> [Exercise description] Look through the lines below and extract each one that contains "JSON".

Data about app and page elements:
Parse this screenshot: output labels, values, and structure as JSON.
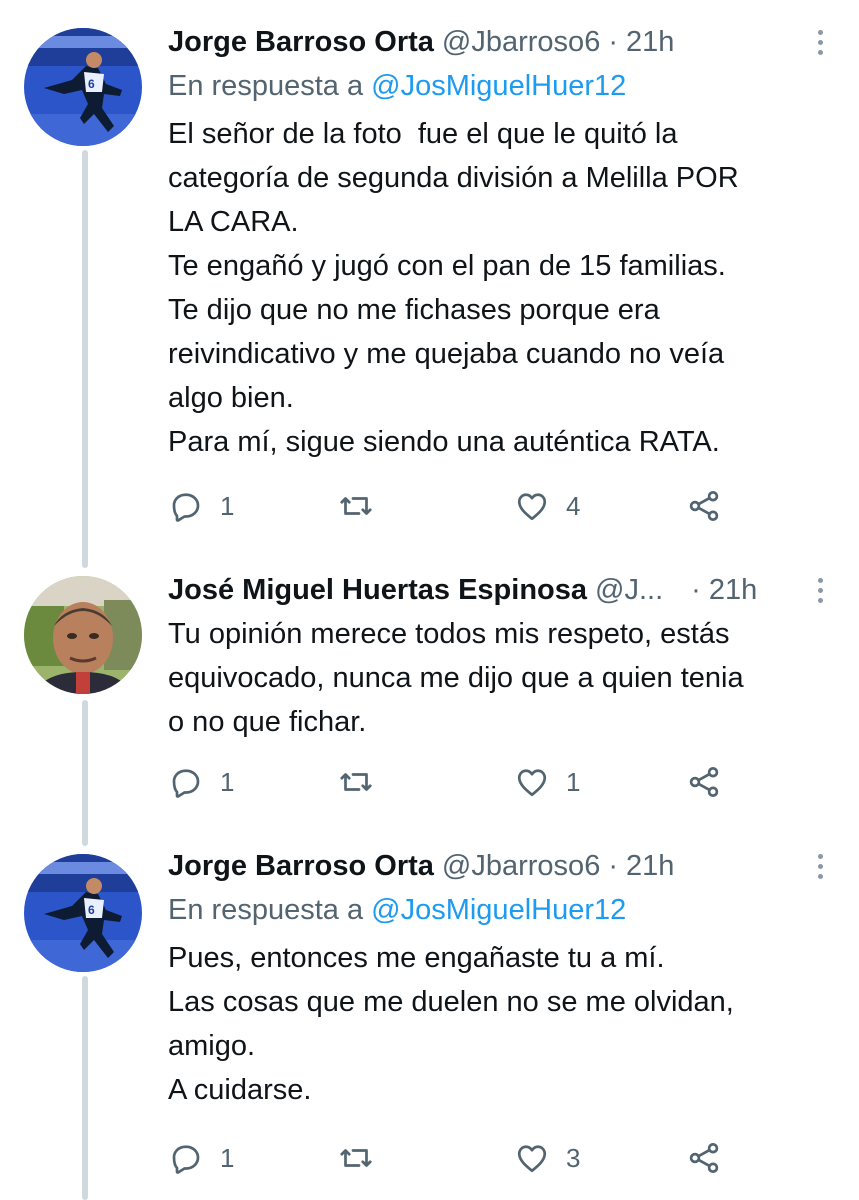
{
  "tweets": [
    {
      "author_name": "Jorge Barroso Orta",
      "handle": "@Jbarroso6",
      "separator": "·",
      "time": "21h",
      "reply_label": "En respuesta a",
      "reply_mention": "@JosMiguelHuer12",
      "text": "El señor de la foto  fue el que le quitó la\ncategoría de segunda división a Melilla POR\nLA CARA.\nTe engañó y jugó con el pan de 15 familias.\nTe dijo que no me fichases porque era\nreivindicativo y me quejaba cuando no veía\nalgo bien.\nPara mí, sigue siendo una auténtica RATA.",
      "replies": "1",
      "retweets": "",
      "likes": "4",
      "avatar_icon": "player-photo-avatar"
    },
    {
      "author_name": "José Miguel Huertas Espinosa",
      "handle": "@J...",
      "separator": "·",
      "time": "21h",
      "text": "Tu opinión merece todos mis respeto, estás\nequivocado, nunca me dijo que a quien tenia\no no que fichar.",
      "replies": "1",
      "retweets": "",
      "likes": "1",
      "avatar_icon": "man-portrait-avatar"
    },
    {
      "author_name": "Jorge Barroso Orta",
      "handle": "@Jbarroso6",
      "separator": "·",
      "time": "21h",
      "reply_label": "En respuesta a",
      "reply_mention": "@JosMiguelHuer12",
      "text": "Pues, entonces me engañaste tu a mí.\nLas cosas que me duelen no se me olvidan,\namigo.\nA cuidarse.",
      "replies": "1",
      "retweets": "",
      "likes": "3",
      "avatar_icon": "player-photo-avatar"
    }
  ],
  "colors": {
    "text": "#0f1419",
    "secondary": "#536471",
    "link": "#1d9bf0",
    "thread_line": "#cfd9de"
  }
}
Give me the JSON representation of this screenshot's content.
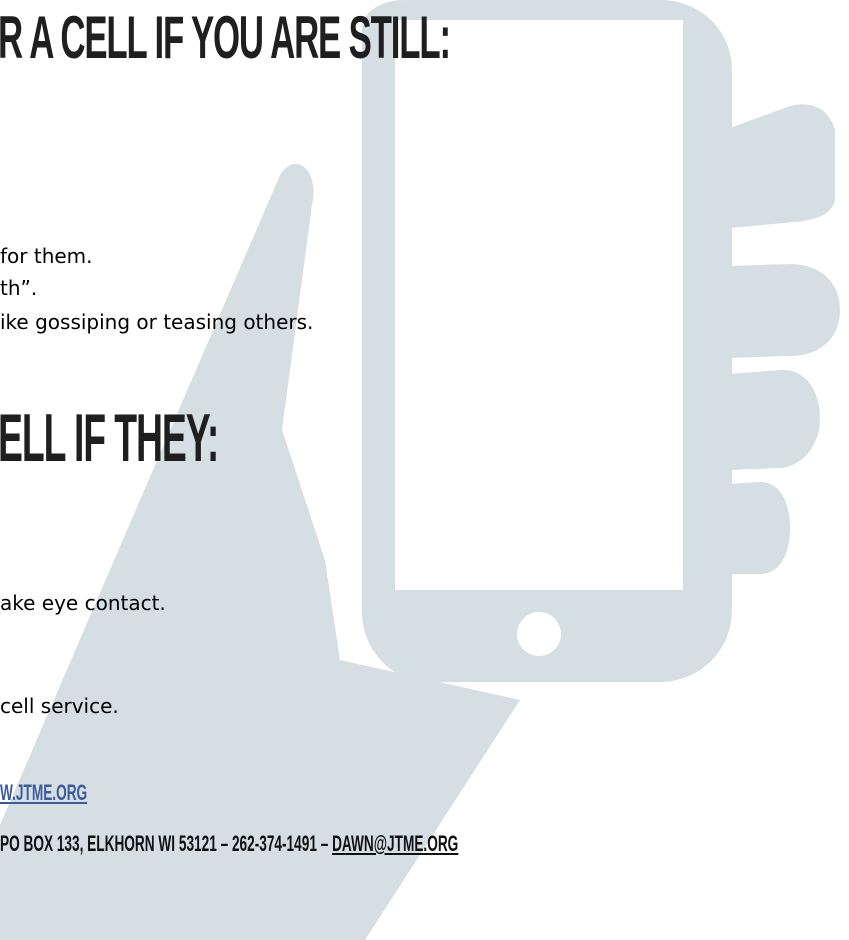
{
  "colors": {
    "illustration": "#d5dfe3",
    "heading_text": "#1f1f1f",
    "body_text": "#000000",
    "link": "#3d5b9a"
  },
  "illustration": {
    "icon": "hand-holding-phone-icon"
  },
  "sections": {
    "first_heading": "R A CELL IF YOU ARE STILL:",
    "first_items": [
      "for them.",
      "th”.",
      "ike gossiping or teasing others."
    ],
    "second_heading": "ELL IF THEY:",
    "second_items": [
      "ake eye contact.",
      "cell service."
    ]
  },
  "footer": {
    "website": "W.JTME.ORG",
    "address": "PO BOX 133, ELKHORN WI 53121 – 262-374-1491 – ",
    "email": "DAWN@JTME.ORG"
  }
}
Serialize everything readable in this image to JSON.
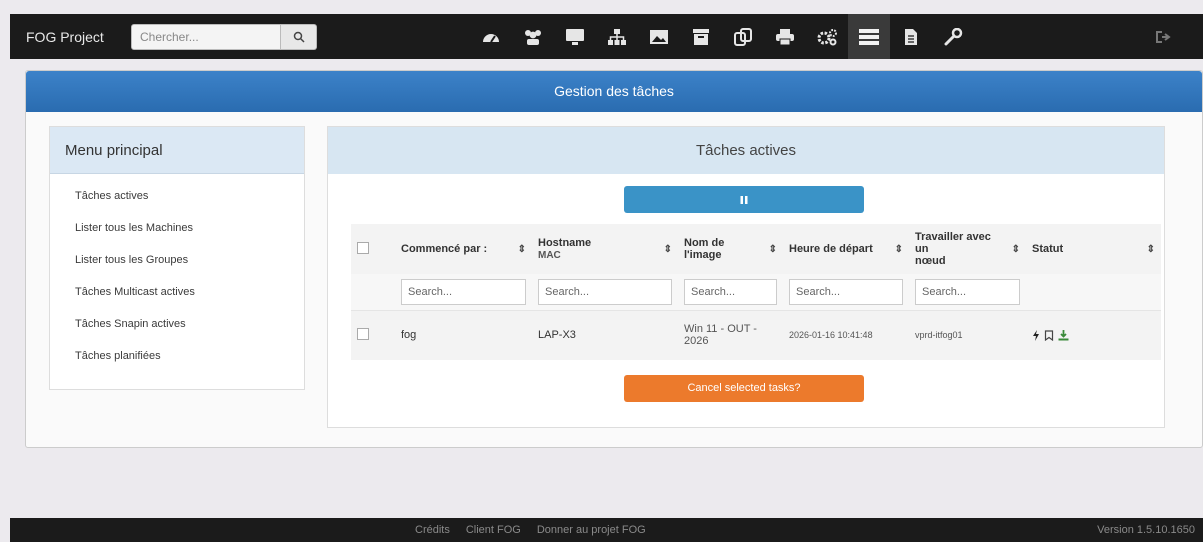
{
  "app": {
    "brand": "FOG Project"
  },
  "search": {
    "placeholder": "Chercher...",
    "icon": "search-icon"
  },
  "nav": {
    "icons": [
      "dashboard-icon",
      "users-icon",
      "monitor-icon",
      "sitemap-icon",
      "image-icon",
      "archive-icon",
      "copy-icon",
      "printer-icon",
      "cogs-icon",
      "server-icon",
      "report-icon",
      "wrench-icon"
    ],
    "active_index": 9,
    "logout_icon": "logout-icon"
  },
  "page": {
    "title": "Gestion des tâches"
  },
  "menu": {
    "title": "Menu principal",
    "items": [
      "Tâches actives",
      "Lister tous les Machines",
      "Lister tous les Groupes",
      "Tâches Multicast actives",
      "Tâches Snapin actives",
      "Tâches planifiées"
    ]
  },
  "panel": {
    "title": "Tâches actives"
  },
  "table": {
    "headers": {
      "started_by": "Commencé par :",
      "hostname": "Hostname",
      "mac": "MAC",
      "image_name_1": "Nom de",
      "image_name_2": "l'image",
      "start_time": "Heure de départ",
      "node_1": "Travailler avec un",
      "node_2": "nœud",
      "status": "Statut"
    },
    "filter_placeholder": "Search...",
    "rows": [
      {
        "started_by": "fog",
        "hostname": "LAP-X3",
        "image_1": "Win 11 - OUT -",
        "image_2": "2026",
        "start_time": "2026-01-16 10:41:48",
        "node": "vprd-itfog01"
      }
    ]
  },
  "buttons": {
    "cancel": "Cancel selected tasks?",
    "pause_icon": "pause-icon"
  },
  "footer": {
    "credits": "Crédits",
    "client": "Client FOG",
    "donate": "Donner au projet FOG",
    "version": "Version 1.5.10.1650"
  },
  "colors": {
    "navbar": "#1b1b1b",
    "banner": "#2f74bb",
    "pause": "#3a93c7",
    "cancel": "#ec7a2c",
    "panel_head": "#d7e6f2"
  }
}
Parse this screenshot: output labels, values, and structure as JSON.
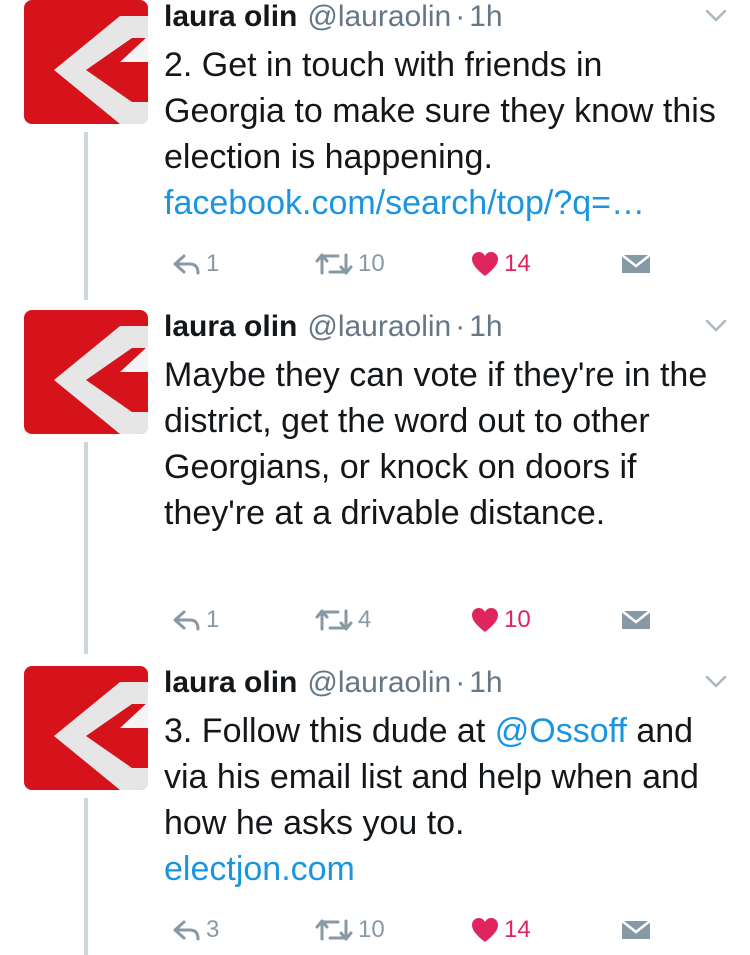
{
  "colors": {
    "avatar_red": "#d6131b",
    "avatar_gray": "#e6e6e6",
    "link": "#1b95e0",
    "heart": "#e0245e",
    "muted": "#8899a6",
    "thread_line": "#ccd6dd"
  },
  "tweets": [
    {
      "name": "laura olin",
      "handle": "@lauraolin",
      "separator": "·",
      "time": "1h",
      "text_plain": "2. Get in touch with friends in Georgia to make sure they know this election is happening.",
      "link": "facebook.com/search/top/?q=…",
      "replies": "1",
      "retweets": "10",
      "likes": "14"
    },
    {
      "name": "laura olin",
      "handle": "@lauraolin",
      "separator": "·",
      "time": "1h",
      "text_plain": "Maybe they can vote if they're in the district, get the word out to other Georgians, or knock on doors if they're at a drivable distance.",
      "replies": "1",
      "retweets": "4",
      "likes": "10"
    },
    {
      "name": "laura olin",
      "handle": "@lauraolin",
      "separator": "·",
      "time": "1h",
      "text_line1_prefix": "3. Follow this dude at",
      "mention": "@Ossoff",
      "text_rest": "and via his email list and help when and how he asks you to.",
      "link": "electjon.com",
      "replies": "3",
      "retweets": "10",
      "likes": "14"
    }
  ]
}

> [Answer below]
Parse this screenshot: output labels, values, and structure as JSON.
Give me the JSON representation of this screenshot's content.
Serialize everything readable in this image to JSON.
Parse this screenshot: output labels, values, and structure as JSON.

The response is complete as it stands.